Dataset records:
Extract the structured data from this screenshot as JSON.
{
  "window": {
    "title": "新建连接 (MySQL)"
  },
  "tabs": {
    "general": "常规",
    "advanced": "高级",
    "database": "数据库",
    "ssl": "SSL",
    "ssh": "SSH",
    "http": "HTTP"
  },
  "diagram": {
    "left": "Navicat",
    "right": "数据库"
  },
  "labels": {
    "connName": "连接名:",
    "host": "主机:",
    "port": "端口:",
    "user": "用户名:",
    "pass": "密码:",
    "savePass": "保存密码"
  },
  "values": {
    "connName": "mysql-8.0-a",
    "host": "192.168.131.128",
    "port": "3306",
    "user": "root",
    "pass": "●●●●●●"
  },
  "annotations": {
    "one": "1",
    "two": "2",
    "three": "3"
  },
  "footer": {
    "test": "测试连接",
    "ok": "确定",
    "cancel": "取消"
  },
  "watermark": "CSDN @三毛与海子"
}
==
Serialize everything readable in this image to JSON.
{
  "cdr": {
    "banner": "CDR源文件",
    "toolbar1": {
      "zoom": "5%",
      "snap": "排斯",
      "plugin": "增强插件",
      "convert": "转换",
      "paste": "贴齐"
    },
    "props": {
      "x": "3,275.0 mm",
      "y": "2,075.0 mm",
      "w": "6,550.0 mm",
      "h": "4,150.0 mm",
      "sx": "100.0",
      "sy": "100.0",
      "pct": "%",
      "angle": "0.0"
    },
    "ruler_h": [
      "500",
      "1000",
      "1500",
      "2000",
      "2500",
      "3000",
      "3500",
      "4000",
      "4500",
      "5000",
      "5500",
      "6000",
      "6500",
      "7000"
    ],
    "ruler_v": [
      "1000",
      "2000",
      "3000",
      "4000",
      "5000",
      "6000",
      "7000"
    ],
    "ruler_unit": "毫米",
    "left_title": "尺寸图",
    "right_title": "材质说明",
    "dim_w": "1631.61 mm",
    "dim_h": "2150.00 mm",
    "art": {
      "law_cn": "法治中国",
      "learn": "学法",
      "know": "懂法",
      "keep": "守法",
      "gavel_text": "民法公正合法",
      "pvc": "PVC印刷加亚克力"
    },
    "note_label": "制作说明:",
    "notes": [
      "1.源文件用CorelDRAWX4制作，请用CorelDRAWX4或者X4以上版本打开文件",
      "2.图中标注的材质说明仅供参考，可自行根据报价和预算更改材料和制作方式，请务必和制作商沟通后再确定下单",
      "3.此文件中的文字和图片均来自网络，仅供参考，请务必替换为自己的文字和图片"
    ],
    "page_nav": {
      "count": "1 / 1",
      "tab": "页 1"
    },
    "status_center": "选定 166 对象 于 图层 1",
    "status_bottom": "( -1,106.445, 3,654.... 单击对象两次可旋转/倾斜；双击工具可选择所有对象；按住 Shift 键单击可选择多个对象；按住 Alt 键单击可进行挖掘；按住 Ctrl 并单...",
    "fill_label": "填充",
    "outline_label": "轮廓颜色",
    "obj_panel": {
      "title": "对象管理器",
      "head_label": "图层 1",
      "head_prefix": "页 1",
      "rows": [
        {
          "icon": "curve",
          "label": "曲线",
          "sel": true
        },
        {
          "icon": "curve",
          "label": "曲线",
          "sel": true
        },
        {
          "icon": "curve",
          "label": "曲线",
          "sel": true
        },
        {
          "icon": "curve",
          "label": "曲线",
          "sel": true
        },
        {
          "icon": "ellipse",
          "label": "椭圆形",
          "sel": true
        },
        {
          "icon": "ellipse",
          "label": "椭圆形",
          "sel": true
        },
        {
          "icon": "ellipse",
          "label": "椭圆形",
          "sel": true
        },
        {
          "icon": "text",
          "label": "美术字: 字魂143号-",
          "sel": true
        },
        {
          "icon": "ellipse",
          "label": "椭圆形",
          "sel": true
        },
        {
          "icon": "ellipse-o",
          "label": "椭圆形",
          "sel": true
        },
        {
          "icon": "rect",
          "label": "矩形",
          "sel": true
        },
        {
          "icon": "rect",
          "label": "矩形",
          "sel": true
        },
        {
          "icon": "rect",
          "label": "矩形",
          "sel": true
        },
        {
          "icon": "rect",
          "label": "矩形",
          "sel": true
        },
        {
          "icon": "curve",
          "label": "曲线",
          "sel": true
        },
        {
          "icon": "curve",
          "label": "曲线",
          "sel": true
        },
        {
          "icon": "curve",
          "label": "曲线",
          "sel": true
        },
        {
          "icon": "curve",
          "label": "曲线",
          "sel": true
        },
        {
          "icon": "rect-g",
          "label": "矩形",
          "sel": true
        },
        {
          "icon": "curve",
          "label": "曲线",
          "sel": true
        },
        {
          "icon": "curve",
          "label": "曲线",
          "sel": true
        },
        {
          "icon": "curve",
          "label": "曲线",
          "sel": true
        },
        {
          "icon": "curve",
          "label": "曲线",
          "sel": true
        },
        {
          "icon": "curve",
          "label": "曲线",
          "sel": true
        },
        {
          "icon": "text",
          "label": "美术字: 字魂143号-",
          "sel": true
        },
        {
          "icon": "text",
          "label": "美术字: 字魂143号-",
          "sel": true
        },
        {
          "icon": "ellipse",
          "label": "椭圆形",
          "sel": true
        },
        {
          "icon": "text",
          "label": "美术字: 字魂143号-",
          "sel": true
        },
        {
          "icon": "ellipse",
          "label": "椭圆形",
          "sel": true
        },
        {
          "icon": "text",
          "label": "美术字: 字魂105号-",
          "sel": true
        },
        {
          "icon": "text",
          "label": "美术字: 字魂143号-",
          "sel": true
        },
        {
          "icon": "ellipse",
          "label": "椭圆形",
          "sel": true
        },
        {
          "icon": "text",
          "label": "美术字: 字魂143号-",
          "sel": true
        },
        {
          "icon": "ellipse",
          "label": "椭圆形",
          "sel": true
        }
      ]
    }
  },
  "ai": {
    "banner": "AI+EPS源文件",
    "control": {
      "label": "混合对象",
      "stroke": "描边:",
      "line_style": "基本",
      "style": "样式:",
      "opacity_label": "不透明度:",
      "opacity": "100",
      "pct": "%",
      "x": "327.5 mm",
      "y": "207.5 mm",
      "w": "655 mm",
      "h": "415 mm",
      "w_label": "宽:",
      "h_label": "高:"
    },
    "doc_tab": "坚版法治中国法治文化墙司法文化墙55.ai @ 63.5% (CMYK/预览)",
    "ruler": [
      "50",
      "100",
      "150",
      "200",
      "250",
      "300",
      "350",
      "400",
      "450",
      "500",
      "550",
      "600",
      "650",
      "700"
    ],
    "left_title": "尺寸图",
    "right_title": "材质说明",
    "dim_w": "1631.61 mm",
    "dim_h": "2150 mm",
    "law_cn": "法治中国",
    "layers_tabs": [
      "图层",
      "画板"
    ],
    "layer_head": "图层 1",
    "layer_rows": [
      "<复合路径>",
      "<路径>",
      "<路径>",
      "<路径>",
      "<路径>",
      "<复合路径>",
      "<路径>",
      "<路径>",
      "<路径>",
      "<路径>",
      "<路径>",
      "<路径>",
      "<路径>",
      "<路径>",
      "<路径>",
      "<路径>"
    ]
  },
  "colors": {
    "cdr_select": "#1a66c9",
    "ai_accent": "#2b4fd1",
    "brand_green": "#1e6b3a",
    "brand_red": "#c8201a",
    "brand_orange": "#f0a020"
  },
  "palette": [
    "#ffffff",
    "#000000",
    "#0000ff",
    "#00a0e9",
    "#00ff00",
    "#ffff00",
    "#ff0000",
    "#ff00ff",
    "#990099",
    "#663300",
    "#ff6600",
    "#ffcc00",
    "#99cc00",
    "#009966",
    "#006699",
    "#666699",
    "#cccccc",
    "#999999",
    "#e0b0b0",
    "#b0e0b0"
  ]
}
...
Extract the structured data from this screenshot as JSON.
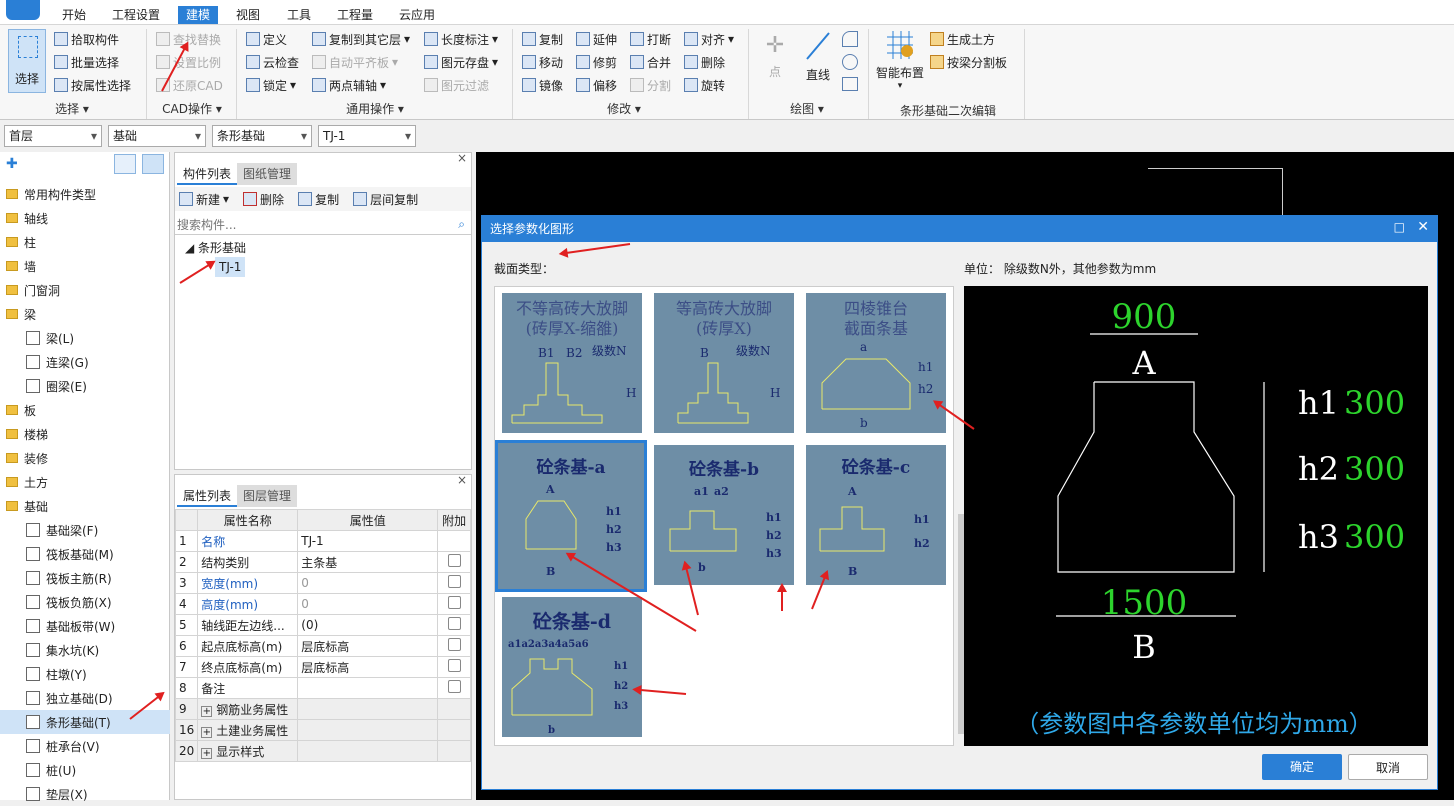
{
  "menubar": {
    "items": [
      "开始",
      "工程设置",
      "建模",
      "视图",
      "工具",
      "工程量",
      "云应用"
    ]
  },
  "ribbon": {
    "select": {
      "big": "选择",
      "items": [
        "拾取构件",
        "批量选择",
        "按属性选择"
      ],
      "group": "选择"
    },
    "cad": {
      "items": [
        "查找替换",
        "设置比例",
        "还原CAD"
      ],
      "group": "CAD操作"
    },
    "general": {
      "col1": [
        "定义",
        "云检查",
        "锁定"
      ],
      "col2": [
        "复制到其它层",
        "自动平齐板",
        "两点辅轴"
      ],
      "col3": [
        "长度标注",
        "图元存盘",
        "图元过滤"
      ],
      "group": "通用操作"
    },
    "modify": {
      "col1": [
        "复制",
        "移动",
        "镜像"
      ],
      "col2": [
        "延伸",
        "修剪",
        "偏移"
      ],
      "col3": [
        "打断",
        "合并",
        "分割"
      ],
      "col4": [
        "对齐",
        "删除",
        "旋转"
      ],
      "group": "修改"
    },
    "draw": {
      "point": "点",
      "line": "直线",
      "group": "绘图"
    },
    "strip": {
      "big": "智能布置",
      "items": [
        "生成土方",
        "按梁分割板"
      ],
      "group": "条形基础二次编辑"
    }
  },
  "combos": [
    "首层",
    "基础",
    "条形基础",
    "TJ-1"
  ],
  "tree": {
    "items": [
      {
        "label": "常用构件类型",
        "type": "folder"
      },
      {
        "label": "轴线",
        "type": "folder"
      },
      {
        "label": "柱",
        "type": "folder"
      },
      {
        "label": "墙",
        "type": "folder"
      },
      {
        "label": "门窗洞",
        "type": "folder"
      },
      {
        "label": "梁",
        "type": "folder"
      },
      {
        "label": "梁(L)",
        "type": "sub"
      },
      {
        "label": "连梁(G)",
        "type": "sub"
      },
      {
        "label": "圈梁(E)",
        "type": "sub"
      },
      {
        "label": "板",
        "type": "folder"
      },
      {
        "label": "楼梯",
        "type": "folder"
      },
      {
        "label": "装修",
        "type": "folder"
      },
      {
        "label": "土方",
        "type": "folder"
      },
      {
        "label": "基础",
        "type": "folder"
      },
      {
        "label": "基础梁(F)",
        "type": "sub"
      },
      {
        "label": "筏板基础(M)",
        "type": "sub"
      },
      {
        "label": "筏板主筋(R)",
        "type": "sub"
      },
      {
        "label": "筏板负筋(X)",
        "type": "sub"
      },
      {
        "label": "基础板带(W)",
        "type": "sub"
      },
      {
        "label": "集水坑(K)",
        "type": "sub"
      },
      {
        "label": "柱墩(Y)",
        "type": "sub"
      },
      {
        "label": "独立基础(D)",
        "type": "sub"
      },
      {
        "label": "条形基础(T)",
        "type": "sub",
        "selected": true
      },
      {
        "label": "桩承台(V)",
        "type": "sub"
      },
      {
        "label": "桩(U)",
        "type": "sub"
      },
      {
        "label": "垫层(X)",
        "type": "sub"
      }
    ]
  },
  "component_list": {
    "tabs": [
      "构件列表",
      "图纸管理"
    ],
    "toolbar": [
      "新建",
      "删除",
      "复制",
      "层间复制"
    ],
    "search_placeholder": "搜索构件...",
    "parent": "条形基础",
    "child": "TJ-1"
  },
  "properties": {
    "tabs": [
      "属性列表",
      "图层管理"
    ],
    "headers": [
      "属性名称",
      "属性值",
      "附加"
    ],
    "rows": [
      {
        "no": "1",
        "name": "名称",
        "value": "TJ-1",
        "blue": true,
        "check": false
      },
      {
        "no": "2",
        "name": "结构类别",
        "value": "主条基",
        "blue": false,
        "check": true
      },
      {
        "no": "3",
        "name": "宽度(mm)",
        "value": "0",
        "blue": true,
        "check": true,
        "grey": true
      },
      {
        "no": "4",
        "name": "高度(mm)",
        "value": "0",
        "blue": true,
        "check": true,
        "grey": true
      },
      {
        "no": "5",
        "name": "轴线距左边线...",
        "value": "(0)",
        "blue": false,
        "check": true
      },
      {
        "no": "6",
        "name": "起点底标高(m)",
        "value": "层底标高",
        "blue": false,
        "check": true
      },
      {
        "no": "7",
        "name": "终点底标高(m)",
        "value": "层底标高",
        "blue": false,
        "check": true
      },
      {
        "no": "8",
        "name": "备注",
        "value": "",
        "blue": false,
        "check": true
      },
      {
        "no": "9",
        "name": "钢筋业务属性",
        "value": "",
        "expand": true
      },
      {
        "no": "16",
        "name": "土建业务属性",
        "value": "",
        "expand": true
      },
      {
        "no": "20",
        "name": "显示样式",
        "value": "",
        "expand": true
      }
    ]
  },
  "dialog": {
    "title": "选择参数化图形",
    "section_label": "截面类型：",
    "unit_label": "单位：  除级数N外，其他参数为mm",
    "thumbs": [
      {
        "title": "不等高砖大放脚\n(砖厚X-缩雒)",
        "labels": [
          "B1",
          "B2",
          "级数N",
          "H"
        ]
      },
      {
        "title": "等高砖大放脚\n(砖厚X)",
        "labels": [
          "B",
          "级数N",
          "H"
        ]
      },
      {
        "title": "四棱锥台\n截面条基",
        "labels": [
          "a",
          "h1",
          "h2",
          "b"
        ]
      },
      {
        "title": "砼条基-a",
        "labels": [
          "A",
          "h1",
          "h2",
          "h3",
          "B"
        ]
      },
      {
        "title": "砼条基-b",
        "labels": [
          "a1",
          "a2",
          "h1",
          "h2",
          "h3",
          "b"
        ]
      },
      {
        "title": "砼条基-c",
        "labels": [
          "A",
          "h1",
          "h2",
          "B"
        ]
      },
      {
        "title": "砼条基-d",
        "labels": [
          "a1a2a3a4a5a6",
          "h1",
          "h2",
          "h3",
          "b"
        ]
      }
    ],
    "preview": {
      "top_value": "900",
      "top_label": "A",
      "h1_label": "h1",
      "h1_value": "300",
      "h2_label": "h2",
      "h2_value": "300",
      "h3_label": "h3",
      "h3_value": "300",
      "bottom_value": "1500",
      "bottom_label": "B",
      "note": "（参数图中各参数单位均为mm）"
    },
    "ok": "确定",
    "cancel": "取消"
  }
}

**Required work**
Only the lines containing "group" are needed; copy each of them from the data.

**Exercise answer**
      "group": "选择"
      "group": "CAD操作"
      "group": "通用操作"
      "group": "修改"
      "group": "绘图"
      "group": "条形基础二次编辑"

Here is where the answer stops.